Every line of the records that holds the word "Email" should be copied out.
=-=-=-=-=
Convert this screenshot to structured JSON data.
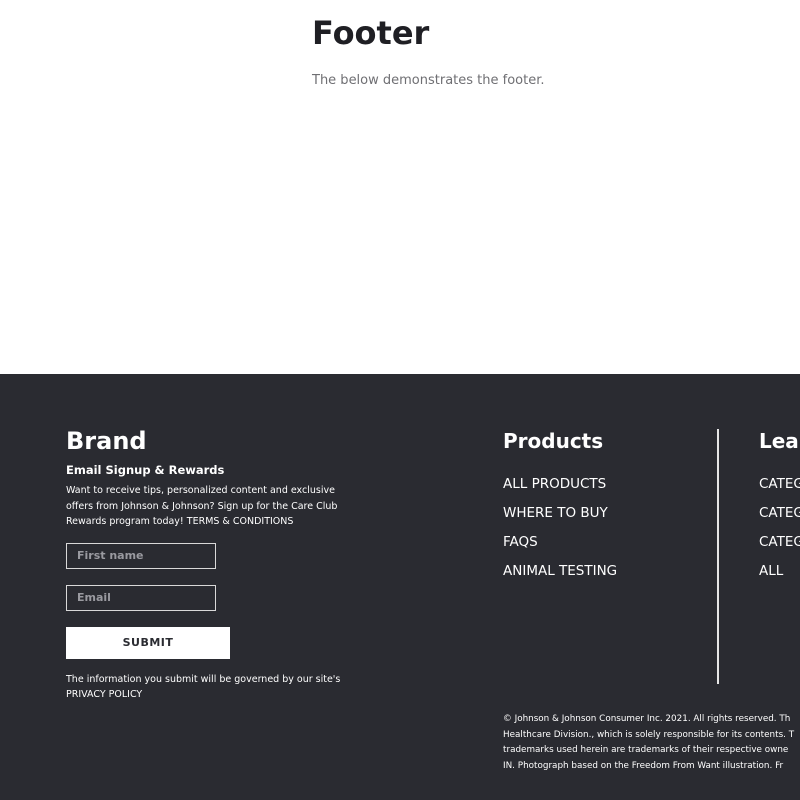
{
  "header": {
    "title": "Footer",
    "description": "The below demonstrates the footer."
  },
  "footer": {
    "brand": {
      "name": "Brand",
      "signup_title": "Email Signup & Rewards",
      "signup_text": "Want to receive tips, personalized content and exclusive offers from Johnson & Johnson? Sign up for the Care Club Rewards program today!",
      "terms_link": "TERMS & CONDITIONS",
      "first_name_placeholder": "First name",
      "email_placeholder": "Email",
      "submit_label": "SUBMIT",
      "privacy_text": "The information you submit will be governed by our site's",
      "privacy_link": "PRIVACY POLICY"
    },
    "products": {
      "heading": "Products",
      "links": [
        "ALL PRODUCTS",
        "WHERE TO BUY",
        "FAQS",
        "ANIMAL TESTING"
      ]
    },
    "learn": {
      "heading": "Lear",
      "links": [
        "CATEG",
        "CATEG",
        "CATEG",
        "ALL"
      ]
    },
    "legal": [
      "© Johnson & Johnson Consumer Inc. 2021. All rights reserved. Th",
      "Healthcare Division., which is solely responsible for its contents. T",
      "trademarks used herein are trademarks of their respective owne",
      "IN. Photograph based on the Freedom From Want illustration. Fr"
    ],
    "colors": {
      "background": "#2a2b31",
      "text": "#ffffff",
      "divider": "#e6e6e6"
    }
  }
}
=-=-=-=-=
RESULT FOR THIS TASK
      "signup_title": "Email Signup & Rewards",
      "email_placeholder": "Email",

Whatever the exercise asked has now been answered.